Likewise with the Study Handbook produced by the Canadian Communist League (Marxist-Leninist), consisted of excerpts from the works of Marx, Engels, Lenin, Stalin and Mao Zedong.
“Its aim is to bring Marxism-Leninism-Mao Tsetung Thought to all workers who are conscious of the historical mission of their class. This science is the result of 130 years of analysis of the workers’ movement. It sums up the principle lessons and thus serves as a guide for workers in all countries in their struggle for revolution.”
It explained that
“Marxism-Leninism-Mao TseTung Thought has always developed through the struggle against revisionism, which is the attempt made by the bourgeoisie’s agents to pervert communist theory, to deform the basic principles of Marxism and have the workers’ movement follow passively behind the capitalist class.”
Of the Five Heads:
“The principles they formulated are universally applicable to the concrete conditions of the revolution in every country… on the basis of their contributions communist theory is called Marxism-Leninism Mao Tsetung thought.”
In the transitional period that saw Maoism adopted as the preferred term there were the argument over whether to use Mao Zedong Thought or Maoism – particularly engaging were the contending views expressed by Indian communists.
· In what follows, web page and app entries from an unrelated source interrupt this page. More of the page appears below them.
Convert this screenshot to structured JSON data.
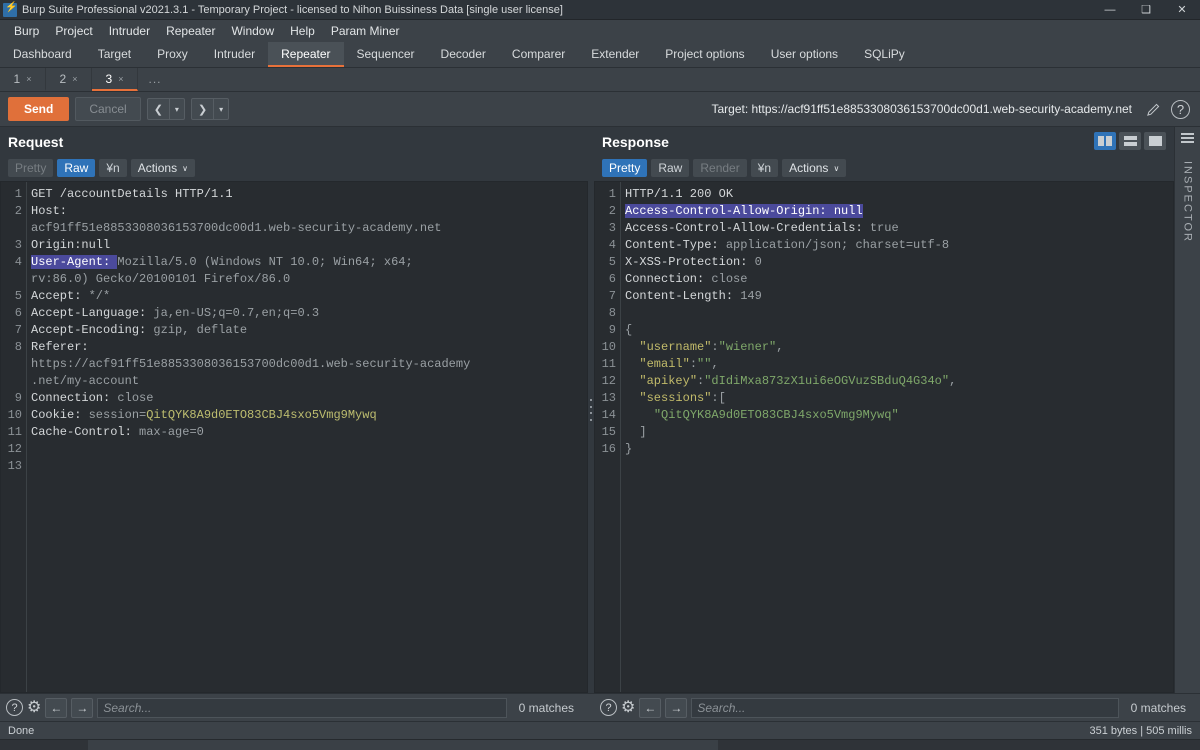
{
  "window": {
    "title": "Burp Suite Professional v2021.3.1 - Temporary Project - licensed to Nihon Buissiness Data [single user license]",
    "logo_icon": "burp-logo-icon",
    "minimize": "—",
    "maximize": "❑",
    "close": "✕"
  },
  "menu": {
    "items": [
      {
        "label": "Burp"
      },
      {
        "label": "Project"
      },
      {
        "label": "Intruder"
      },
      {
        "label": "Repeater"
      },
      {
        "label": "Window"
      },
      {
        "label": "Help"
      },
      {
        "label": "Param Miner"
      }
    ]
  },
  "main_tabs": {
    "items": [
      {
        "label": "Dashboard",
        "active": false
      },
      {
        "label": "Target",
        "active": false
      },
      {
        "label": "Proxy",
        "active": false
      },
      {
        "label": "Intruder",
        "active": false
      },
      {
        "label": "Repeater",
        "active": true
      },
      {
        "label": "Sequencer",
        "active": false
      },
      {
        "label": "Decoder",
        "active": false
      },
      {
        "label": "Comparer",
        "active": false
      },
      {
        "label": "Extender",
        "active": false
      },
      {
        "label": "Project options",
        "active": false
      },
      {
        "label": "User options",
        "active": false
      },
      {
        "label": "SQLiPy",
        "active": false
      }
    ]
  },
  "sub_tabs": {
    "items": [
      {
        "label": "1",
        "close": "×",
        "active": false
      },
      {
        "label": "2",
        "close": "×",
        "active": false
      },
      {
        "label": "3",
        "close": "×",
        "active": true
      }
    ],
    "more_label": "..."
  },
  "toolbar": {
    "send_label": "Send",
    "cancel_label": "Cancel",
    "back_icon": "chevron-left-icon",
    "back_caret": "▾",
    "forward_icon": "chevron-right-icon",
    "forward_caret": "▾",
    "target_label": "Target: https://acf91ff51e8853308036153700dc00d1.web-security-academy.net",
    "edit_icon": "pencil-icon",
    "help_icon": "question-mark-icon",
    "help_glyph": "?"
  },
  "request": {
    "title": "Request",
    "view_tabs": [
      {
        "label": "Pretty",
        "state": "disabled"
      },
      {
        "label": "Raw",
        "state": "active"
      },
      {
        "label": "¥n",
        "state": "plain"
      },
      {
        "label": "Actions",
        "state": "actions",
        "caret": "∨"
      }
    ],
    "line_numbers": [
      "1",
      "2",
      "",
      "3",
      "4",
      "",
      "5",
      "6",
      "7",
      "8",
      "",
      "",
      "9",
      "10",
      "11",
      "12",
      "13"
    ],
    "lines": [
      {
        "segments": [
          {
            "text": "GET /accountDetails HTTP/1.1",
            "cls": "hdr"
          }
        ]
      },
      {
        "segments": [
          {
            "text": "Host: ",
            "cls": "hdr"
          }
        ]
      },
      {
        "segments": [
          {
            "text": "acf91ff51e8853308036153700dc00d1.web-security-academy.net",
            "cls": "val"
          }
        ]
      },
      {
        "segments": [
          {
            "text": "Origin:null",
            "cls": "hdr"
          }
        ]
      },
      {
        "segments": [
          {
            "text": "User-Agent: ",
            "cls": "sel"
          },
          {
            "text": "Mozilla/5.0 (Windows NT 10.0; Win64; x64;",
            "cls": "val"
          }
        ]
      },
      {
        "segments": [
          {
            "text": "rv:86.0) Gecko/20100101 Firefox/86.0",
            "cls": "val"
          }
        ]
      },
      {
        "segments": [
          {
            "text": "Accept: ",
            "cls": "hdr"
          },
          {
            "text": "*/*",
            "cls": "val"
          }
        ]
      },
      {
        "segments": [
          {
            "text": "Accept-Language: ",
            "cls": "hdr"
          },
          {
            "text": "ja,en-US;q=0.7,en;q=0.3",
            "cls": "val"
          }
        ]
      },
      {
        "segments": [
          {
            "text": "Accept-Encoding: ",
            "cls": "hdr"
          },
          {
            "text": "gzip, deflate",
            "cls": "val"
          }
        ]
      },
      {
        "segments": [
          {
            "text": "Referer: ",
            "cls": "hdr"
          }
        ]
      },
      {
        "segments": [
          {
            "text": "https://acf91ff51e8853308036153700dc00d1.web-security-academy",
            "cls": "val"
          }
        ]
      },
      {
        "segments": [
          {
            "text": ".net/my-account",
            "cls": "val"
          }
        ]
      },
      {
        "segments": [
          {
            "text": "Connection: ",
            "cls": "hdr"
          },
          {
            "text": "close",
            "cls": "val"
          }
        ]
      },
      {
        "segments": [
          {
            "text": "Cookie: ",
            "cls": "hdr"
          },
          {
            "text": "session=",
            "cls": "val"
          },
          {
            "text": "QitQYK8A9d0ETO83CBJ4sxo5Vmg9Mywq",
            "cls": "cookie"
          }
        ]
      },
      {
        "segments": [
          {
            "text": "Cache-Control: ",
            "cls": "hdr"
          },
          {
            "text": "max-age=0",
            "cls": "val"
          }
        ]
      },
      {
        "segments": [
          {
            "text": "",
            "cls": "val"
          }
        ]
      },
      {
        "segments": [
          {
            "text": "",
            "cls": "val"
          }
        ]
      }
    ],
    "search": {
      "help_glyph": "?",
      "gear_icon": "gear-icon",
      "prev_icon": "arrow-left-icon",
      "prev_glyph": "←",
      "next_icon": "arrow-right-icon",
      "next_glyph": "→",
      "placeholder": "Search...",
      "value": "",
      "matches": "0 matches"
    }
  },
  "response": {
    "title": "Response",
    "view_tabs": [
      {
        "label": "Pretty",
        "state": "active"
      },
      {
        "label": "Raw",
        "state": "plain"
      },
      {
        "label": "Render",
        "state": "disabled"
      },
      {
        "label": "¥n",
        "state": "plain"
      },
      {
        "label": "Actions",
        "state": "actions",
        "caret": "∨"
      }
    ],
    "layout_buttons": [
      {
        "icon": "split-vertical-icon",
        "active": true
      },
      {
        "icon": "split-horizontal-icon",
        "active": false
      },
      {
        "icon": "single-pane-icon",
        "active": false
      }
    ],
    "line_numbers": [
      "1",
      "2",
      "3",
      "4",
      "5",
      "6",
      "7",
      "8",
      "9",
      "10",
      "11",
      "12",
      "13",
      "14",
      "15",
      "16"
    ],
    "lines": [
      {
        "segments": [
          {
            "text": "HTTP/1.1 200 OK",
            "cls": "hdr"
          }
        ]
      },
      {
        "segments": [
          {
            "text": "Access-Control-Allow-Origin: null",
            "cls": "sel"
          }
        ]
      },
      {
        "segments": [
          {
            "text": "Access-Control-Allow-Credentials: ",
            "cls": "hdr"
          },
          {
            "text": "true",
            "cls": "val"
          }
        ]
      },
      {
        "segments": [
          {
            "text": "Content-Type: ",
            "cls": "hdr"
          },
          {
            "text": "application/json; charset=utf-8",
            "cls": "val"
          }
        ]
      },
      {
        "segments": [
          {
            "text": "X-XSS-Protection: ",
            "cls": "hdr"
          },
          {
            "text": "0",
            "cls": "val"
          }
        ]
      },
      {
        "segments": [
          {
            "text": "Connection: ",
            "cls": "hdr"
          },
          {
            "text": "close",
            "cls": "val"
          }
        ]
      },
      {
        "segments": [
          {
            "text": "Content-Length: ",
            "cls": "hdr"
          },
          {
            "text": "149",
            "cls": "val"
          }
        ]
      },
      {
        "segments": [
          {
            "text": "",
            "cls": "val"
          }
        ]
      },
      {
        "segments": [
          {
            "text": "{",
            "cls": "punct"
          }
        ]
      },
      {
        "segments": [
          {
            "text": "  \"username\"",
            "cls": "jkey"
          },
          {
            "text": ":",
            "cls": "punct"
          },
          {
            "text": "\"wiener\"",
            "cls": "jval"
          },
          {
            "text": ",",
            "cls": "punct"
          }
        ]
      },
      {
        "segments": [
          {
            "text": "  \"email\"",
            "cls": "jkey"
          },
          {
            "text": ":",
            "cls": "punct"
          },
          {
            "text": "\"\"",
            "cls": "jval"
          },
          {
            "text": ",",
            "cls": "punct"
          }
        ]
      },
      {
        "segments": [
          {
            "text": "  \"apikey\"",
            "cls": "jkey"
          },
          {
            "text": ":",
            "cls": "punct"
          },
          {
            "text": "\"dIdiMxa873zX1ui6eOGVuzSBduQ4G34o\"",
            "cls": "jval"
          },
          {
            "text": ",",
            "cls": "punct"
          }
        ]
      },
      {
        "segments": [
          {
            "text": "  \"sessions\"",
            "cls": "jkey"
          },
          {
            "text": ":[",
            "cls": "punct"
          }
        ]
      },
      {
        "segments": [
          {
            "text": "    \"QitQYK8A9d0ETO83CBJ4sxo5Vmg9Mywq\"",
            "cls": "jval"
          }
        ]
      },
      {
        "segments": [
          {
            "text": "  ]",
            "cls": "punct"
          }
        ]
      },
      {
        "segments": [
          {
            "text": "}",
            "cls": "punct"
          }
        ]
      }
    ],
    "search": {
      "help_glyph": "?",
      "gear_icon": "gear-icon",
      "prev_icon": "arrow-left-icon",
      "prev_glyph": "←",
      "next_icon": "arrow-right-icon",
      "next_glyph": "→",
      "placeholder": "Search...",
      "value": "",
      "matches": "0 matches"
    }
  },
  "inspector": {
    "label": "INSPECTOR",
    "toggle_icon": "hamburger-icon"
  },
  "statusbar": {
    "left": "Done",
    "right": "351 bytes | 505 millis"
  },
  "colors": {
    "accent_orange": "#e0703a",
    "accent_blue": "#2f73b8",
    "selection_purple": "#4b4a9c",
    "json_key": "#c2bb6a",
    "json_value": "#7fa86a",
    "cookie_value": "#bdbd6f"
  }
}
However even when adopted, the concept of Maoism was described in the following terms by CPI (ML) (People’s War),
“Marxism, Leninism and Maoism are thus not separate ideologies, but merely represent the constant growth and advancement of an integral ideology. Marxism-Leninism-Maoism is the universally applicable and scientific ideology of the proletariat.”
- History of Marxism Leninism Maoism (2002) New Delhi : New Vistas Publication : 4
The basic premise remains that Mao Zedong Thought is an extension and development of Marxism-Leninism to the present era. This formulation was kept in the publication, Basic Course in Marxism-Leninism-Maoism republished by the Norwegian Tjen Folket in 2011, and again online in 2014 by the progressive anti-imperialist collective, Massalijn.
In the realm of internet Maoism there were declarations of “the fourth and latest stage of revolutionary science, Maoism ThirdWorldism” that emerged in the blogosphere around 2008. Associated with Monkey Smashes Heaven/ Prairie Fire (again drawing on the rich and variety maoist iconography) it initially build upon Lin Biao’s analogical strategy of the ‘countryside’ surrounding the cities underpinned by a theory of Labour aristocracy applied to the entire Global North. This view metamorphosed into the positions of the Leading Light Communist Organisation that, after advancing the argument that “to be a real Maoist today requires going beyond Mao”, came to renounce Maoism. JMP has come nowhere near spinning out of orbit like these individuals. Instead he has argued a case for a Maoism that is not rooted in a kind of seamless succession but a science that responds to the contradictions within life processes and seeks to address them. Reading Continuity and Rupture will not provide you with exam answer solutions but in its intellectual challenge, it can point you in the right direction.